__INPUT__:
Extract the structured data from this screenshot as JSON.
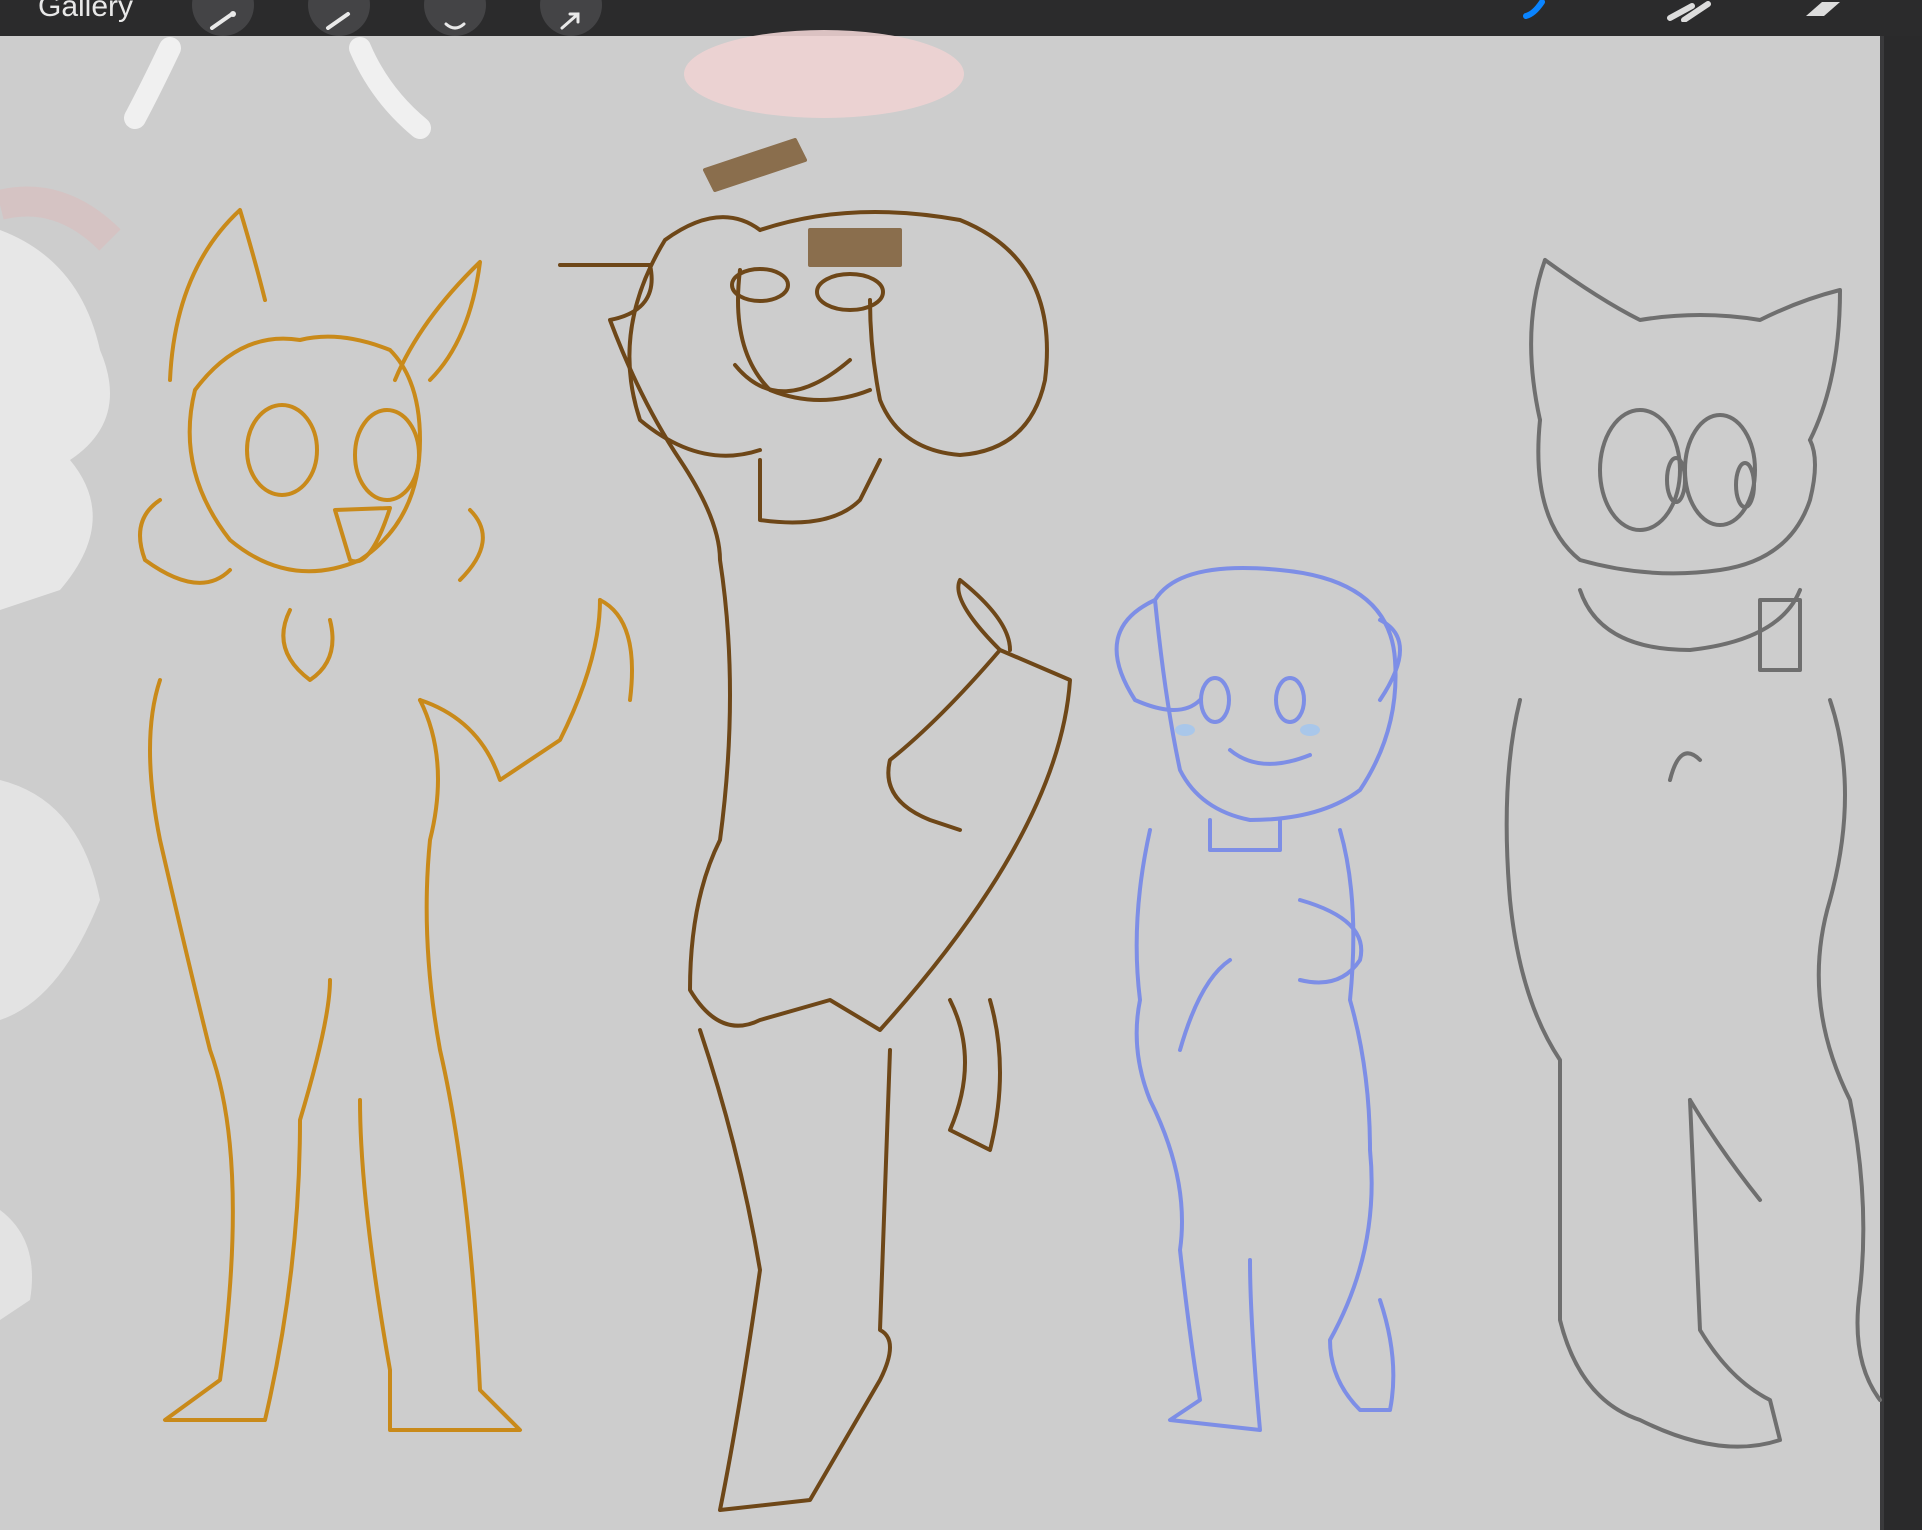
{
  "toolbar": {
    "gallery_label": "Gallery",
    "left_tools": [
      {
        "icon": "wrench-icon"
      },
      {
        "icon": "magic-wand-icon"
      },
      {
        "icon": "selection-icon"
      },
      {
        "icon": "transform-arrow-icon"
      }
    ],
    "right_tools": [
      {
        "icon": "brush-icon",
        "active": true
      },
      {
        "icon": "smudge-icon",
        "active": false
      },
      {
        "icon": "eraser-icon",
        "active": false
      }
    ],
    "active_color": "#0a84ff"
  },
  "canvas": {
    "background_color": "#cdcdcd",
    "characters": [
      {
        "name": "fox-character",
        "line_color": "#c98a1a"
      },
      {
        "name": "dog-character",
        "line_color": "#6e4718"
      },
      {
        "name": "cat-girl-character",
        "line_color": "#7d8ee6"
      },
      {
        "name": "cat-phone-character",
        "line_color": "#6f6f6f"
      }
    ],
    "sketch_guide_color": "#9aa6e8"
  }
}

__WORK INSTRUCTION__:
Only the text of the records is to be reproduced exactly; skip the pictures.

__SOLUTION FOR THIS EXERCISE__:
Extract the structured data from this screenshot as JSON.
{
  "toolbar": {
    "gallery_label": "Gallery",
    "left_tools": [
      {
        "icon": "wrench-icon"
      },
      {
        "icon": "magic-wand-icon"
      },
      {
        "icon": "selection-icon"
      },
      {
        "icon": "transform-arrow-icon"
      }
    ],
    "right_tools": [
      {
        "icon": "brush-icon",
        "active": true
      },
      {
        "icon": "smudge-icon",
        "active": false
      },
      {
        "icon": "eraser-icon",
        "active": false
      }
    ],
    "active_color": "#0a84ff"
  },
  "canvas": {
    "background_color": "#cdcdcd",
    "characters": [
      {
        "name": "fox-character",
        "line_color": "#c98a1a"
      },
      {
        "name": "dog-character",
        "line_color": "#6e4718"
      },
      {
        "name": "cat-girl-character",
        "line_color": "#7d8ee6"
      },
      {
        "name": "cat-phone-character",
        "line_color": "#6f6f6f"
      }
    ],
    "sketch_guide_color": "#9aa6e8"
  }
}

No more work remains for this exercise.